_What you should do_
Make an exact copy of all the records, one that contains none of the pictures.

_Dataset records_
*** Begin section ***

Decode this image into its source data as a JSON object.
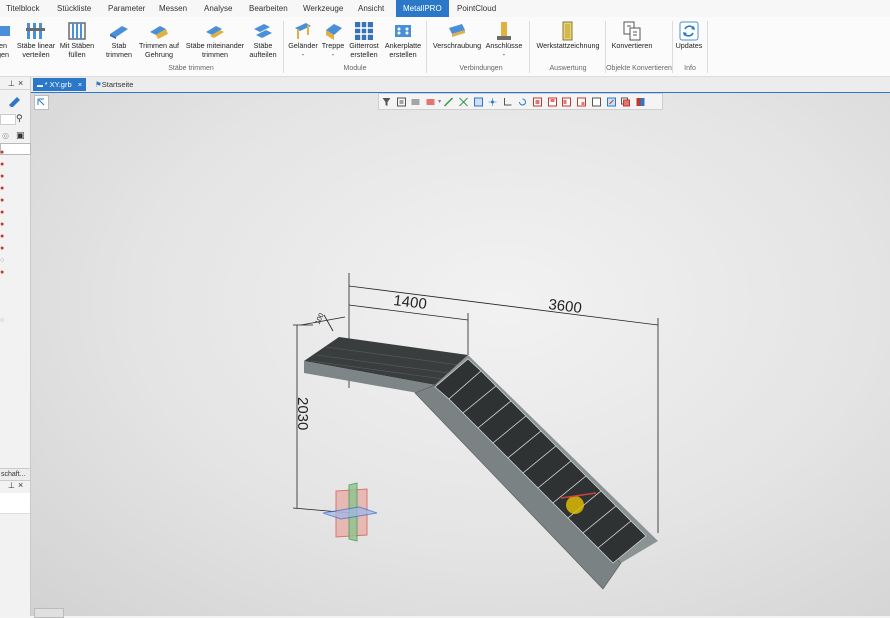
{
  "menu_tabs": [
    {
      "label": "Titelblock"
    },
    {
      "label": "Stückliste"
    },
    {
      "label": "Parameter"
    },
    {
      "label": "Messen"
    },
    {
      "label": "Analyse"
    },
    {
      "label": "Bearbeiten"
    },
    {
      "label": "Werkzeuge"
    },
    {
      "label": "Ansicht"
    },
    {
      "label": "MetallPRO",
      "active": true
    },
    {
      "label": "PointCloud"
    }
  ],
  "ribbon": {
    "buttons": [
      {
        "label": "en\ngen",
        "icon": "tool-icon"
      },
      {
        "label": "Stäbe linear\nverteilen",
        "icon": "distribute-bars-icon"
      },
      {
        "label": "Mit Stäben\nfüllen",
        "icon": "fill-bars-icon"
      },
      {
        "label": "Stab\ntrimmen",
        "icon": "trim-bar-icon"
      },
      {
        "label": "Trimmen auf\nGehrung",
        "icon": "miter-trim-icon"
      },
      {
        "label": "Stäbe miteinander\ntrimmen",
        "icon": "trim-bars-together-icon"
      },
      {
        "label": "Stäbe\naufteilen",
        "icon": "split-bars-icon"
      },
      {
        "label": "Geländer\n-",
        "icon": "railing-icon"
      },
      {
        "label": "Treppe\n-",
        "icon": "stair-icon"
      },
      {
        "label": "Gitterrost\nerstellen",
        "icon": "grating-icon"
      },
      {
        "label": "Ankerplatte\nerstellen",
        "icon": "anchor-plate-icon"
      },
      {
        "label": "Verschraubung",
        "icon": "bolting-icon"
      },
      {
        "label": "Anschlüsse\n-",
        "icon": "connections-icon"
      },
      {
        "label": "Werkstattzeichnung",
        "icon": "shop-drawing-icon"
      },
      {
        "label": "Konvertieren",
        "icon": "convert-icon"
      },
      {
        "label": "Updates",
        "icon": "updates-icon"
      }
    ],
    "groups": [
      {
        "label": "Stäbe trimmen"
      },
      {
        "label": "Module"
      },
      {
        "label": "Verbindungen"
      },
      {
        "label": "Auswertung"
      },
      {
        "label": "Objekte Konvertieren"
      },
      {
        "label": "Info"
      }
    ]
  },
  "left_panel": {
    "properties_label": "schaft..."
  },
  "document_tabs": [
    {
      "label": "* XY.grb",
      "active": true
    },
    {
      "label": "Startseite"
    }
  ],
  "drawing": {
    "dim_1400": "1400",
    "dim_3600": "3600",
    "dim_2030": "2030",
    "dim_small": "100"
  },
  "colors": {
    "accent": "#2b78c8",
    "steel": "#7d8586",
    "grating": "#3a3d3e"
  }
}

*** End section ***

_Solution to this exercise_
Decode this image into its source data as a JSON object.
{
  "menu_tabs": [
    {
      "label": "Titelblock"
    },
    {
      "label": "Stückliste"
    },
    {
      "label": "Parameter"
    },
    {
      "label": "Messen"
    },
    {
      "label": "Analyse"
    },
    {
      "label": "Bearbeiten"
    },
    {
      "label": "Werkzeuge"
    },
    {
      "label": "Ansicht"
    },
    {
      "label": "MetallPRO",
      "active": true
    },
    {
      "label": "PointCloud"
    }
  ],
  "ribbon": {
    "buttons": [
      {
        "label": "en\ngen",
        "icon": "tool-icon"
      },
      {
        "label": "Stäbe linear\nverteilen",
        "icon": "distribute-bars-icon"
      },
      {
        "label": "Mit Stäben\nfüllen",
        "icon": "fill-bars-icon"
      },
      {
        "label": "Stab\ntrimmen",
        "icon": "trim-bar-icon"
      },
      {
        "label": "Trimmen auf\nGehrung",
        "icon": "miter-trim-icon"
      },
      {
        "label": "Stäbe miteinander\ntrimmen",
        "icon": "trim-bars-together-icon"
      },
      {
        "label": "Stäbe\naufteilen",
        "icon": "split-bars-icon"
      },
      {
        "label": "Geländer\n-",
        "icon": "railing-icon"
      },
      {
        "label": "Treppe\n-",
        "icon": "stair-icon"
      },
      {
        "label": "Gitterrost\nerstellen",
        "icon": "grating-icon"
      },
      {
        "label": "Ankerplatte\nerstellen",
        "icon": "anchor-plate-icon"
      },
      {
        "label": "Verschraubung",
        "icon": "bolting-icon"
      },
      {
        "label": "Anschlüsse\n-",
        "icon": "connections-icon"
      },
      {
        "label": "Werkstattzeichnung",
        "icon": "shop-drawing-icon"
      },
      {
        "label": "Konvertieren",
        "icon": "convert-icon"
      },
      {
        "label": "Updates",
        "icon": "updates-icon"
      }
    ],
    "groups": [
      {
        "label": "Stäbe trimmen"
      },
      {
        "label": "Module"
      },
      {
        "label": "Verbindungen"
      },
      {
        "label": "Auswertung"
      },
      {
        "label": "Objekte Konvertieren"
      },
      {
        "label": "Info"
      }
    ]
  },
  "left_panel": {
    "properties_label": "schaft..."
  },
  "document_tabs": [
    {
      "label": "* XY.grb",
      "active": true
    },
    {
      "label": "Startseite"
    }
  ],
  "drawing": {
    "dim_1400": "1400",
    "dim_3600": "3600",
    "dim_2030": "2030",
    "dim_small": "100"
  },
  "colors": {
    "accent": "#2b78c8",
    "steel": "#7d8586",
    "grating": "#3a3d3e"
  }
}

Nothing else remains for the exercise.